Lawmakers who were early champions of a U.S. strike on Assad regime targets in Syria have stayed mum as video clips emerge appearing to show opposition soldiers both killing unarmed men and indicating they have possession of chemical weapons. 

The latest, a video on, purported to show a rebel militant in Syria claiming to have chemical weapons, and saying he's willing to target women and children. The video, which has not been able to independently authenticate, only adds to the confusion over which side has the moral high ground and the reasons for U.S. military action in Syria.

President Obama and Secretary of State John Kerry made the case for American involvement based on evidence they claim shows Syrian President Bashar al-Assad's regime using chemical weapons against hundreds of children, and others. Videos were released to the media and seemed to show children disoriented, crying and writhing around in pain on makeshift cots.

Few outside the Assad regime and its closest allies have challenged American claims that the Syrian government was most likely behind the attack. But the powerful images which shaped the early case for a military mission are being countered with videos showing deadly and questionable acts on the other side. 

Multiple requests seeking comment on the videos to 21 lawmakers who were initially vocal about supporting a strike were not returned. The list includes: Sen. John McCain, R-Ariz., House Speaker John Boehner, R-Ohio, and House Minority Leader Nancy Pelosi. 

On Thursday, Fox News reported on another video posted on a pro-Syrian regime website showing rebel commanders talking about their own “red line” after the government launched a chemical attack against civilians in August.

Obama had used the phrase “red line” last year to describe any use of chemical weapons in Syria. 

The video was analyzed by Fox News Middle East specialist Walid Phares, as well as a separate Pentagon expert. According to both sources, one of the men in the video is identified as a deputy to General Salim Idris, leader of the Free Syrian Army, the same group some members of Congress hailed as a moderate in their push for U.S. action.

Yigal Carmon, the president of the Middle East Media Research Institute, who also reviewed the tape, said, "The message is if the West doesn't act, we (the rebels) too will have no red lines, and will use chemical weapons."

If authentic, the videos could cause problems for the administration as it argues the Assad regime -- and the Assad regime alone -- must be punished for violating "international norms" with the use of chemical weapons. 

On Thursday, The New York Times  published a front-page story as well as an online video smuggled out of Syria showing rebel fighters executing seven unarmed government soldiers.

The footage shows Syrian rebels holding firearms and standing over seven shirtless, kneeling male prisoners with their hands tied behind their backs and their heads pressed to the ground.
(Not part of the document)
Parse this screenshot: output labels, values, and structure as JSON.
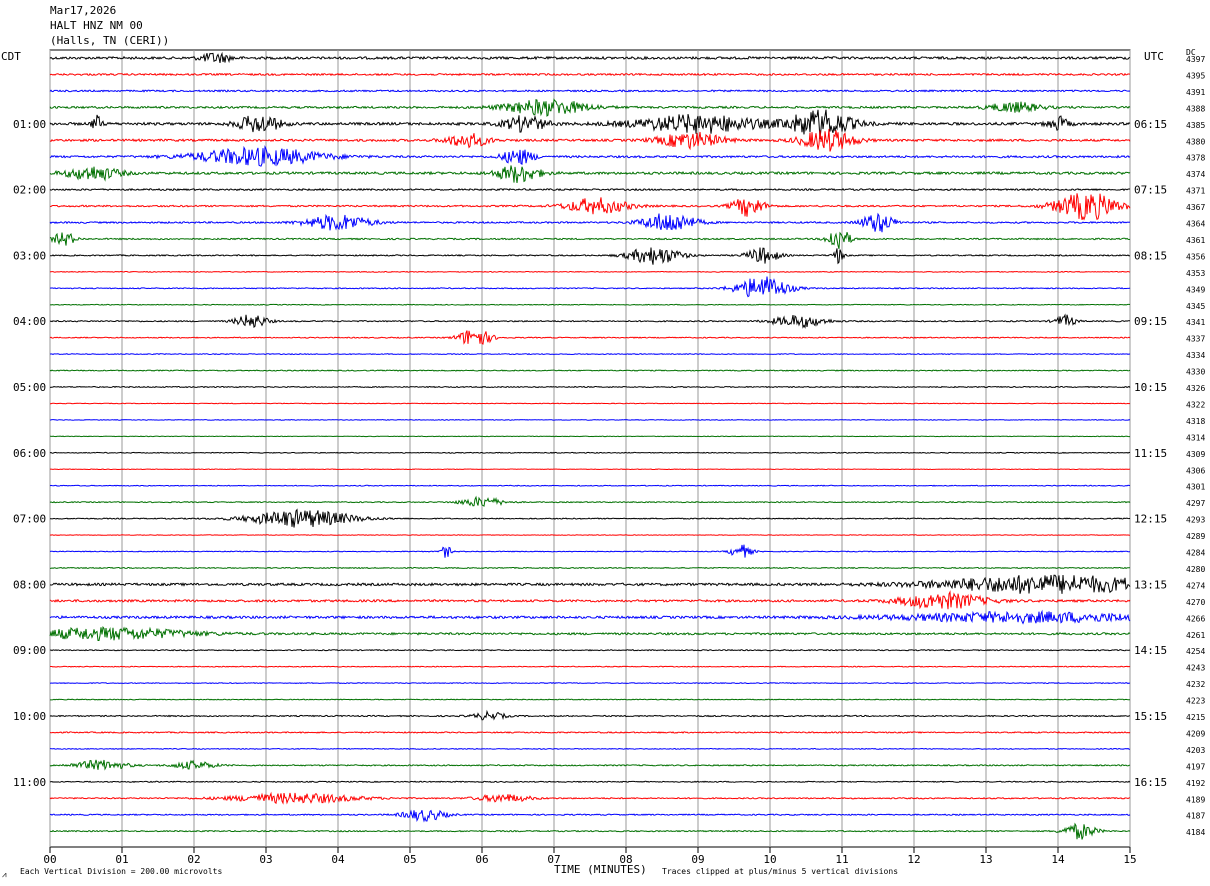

The video goes to black as the men are executed one by one.

Idris, speaking to Fox News via Skype from an undisclosed location on Friday, said the footage was a year old and didn’t reflect the majority of rebels.  

Still, Obama seemed resolved in his decision to push forward with a strike.

"There are times where we have to make hard choices if we're going to stand up for the things we care about," Obama said at a press conference in St. Petersburg, Russia, during the G-20 global economic summit Friday. "I was under no illusions when I embarked on this path, but I think it's the right thing to do."